*** Opening of The records ***
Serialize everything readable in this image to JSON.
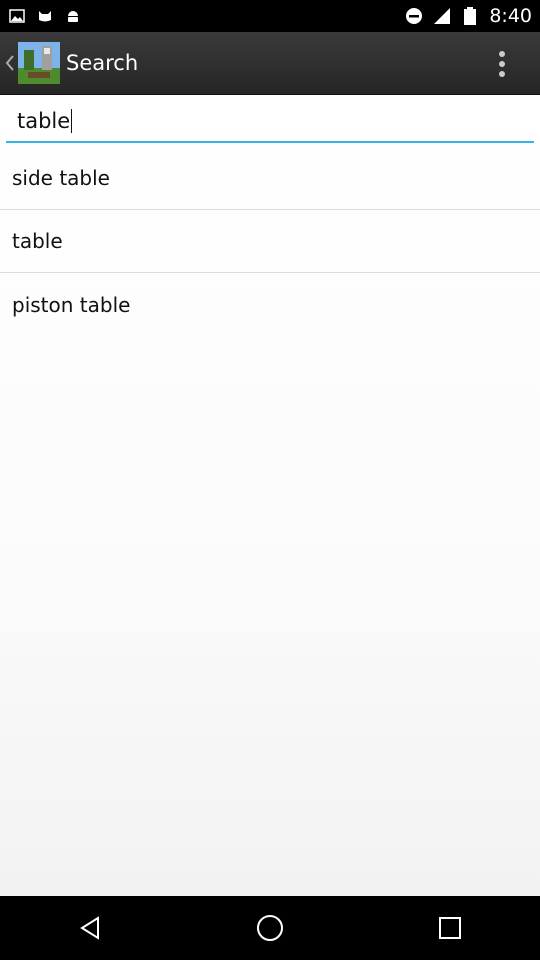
{
  "status_bar": {
    "time": "8:40",
    "icons": [
      "image-icon",
      "cat-icon",
      "android-icon",
      "do-not-disturb-icon",
      "signal-icon",
      "battery-icon"
    ]
  },
  "action_bar": {
    "title": "Search",
    "icons": [
      "back-chevron-icon",
      "app-icon",
      "overflow-menu-icon"
    ]
  },
  "search": {
    "value": "table"
  },
  "results": [
    {
      "label": "side table"
    },
    {
      "label": "table"
    },
    {
      "label": "piston table"
    }
  ],
  "nav_bar": {
    "icons": [
      "back-icon",
      "home-icon",
      "recents-icon"
    ]
  },
  "colors": {
    "accent": "#33b5e5",
    "action_bar": "#2d2d2d"
  }
}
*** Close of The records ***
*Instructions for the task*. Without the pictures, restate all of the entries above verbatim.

*Answer to this exercise*.
Serialize everything readable in this image to JSON.
{
  "status_bar": {
    "time": "8:40",
    "icons": [
      "image-icon",
      "cat-icon",
      "android-icon",
      "do-not-disturb-icon",
      "signal-icon",
      "battery-icon"
    ]
  },
  "action_bar": {
    "title": "Search",
    "icons": [
      "back-chevron-icon",
      "app-icon",
      "overflow-menu-icon"
    ]
  },
  "search": {
    "value": "table"
  },
  "results": [
    {
      "label": "side table"
    },
    {
      "label": "table"
    },
    {
      "label": "piston table"
    }
  ],
  "nav_bar": {
    "icons": [
      "back-icon",
      "home-icon",
      "recents-icon"
    ]
  },
  "colors": {
    "accent": "#33b5e5",
    "action_bar": "#2d2d2d"
  }
}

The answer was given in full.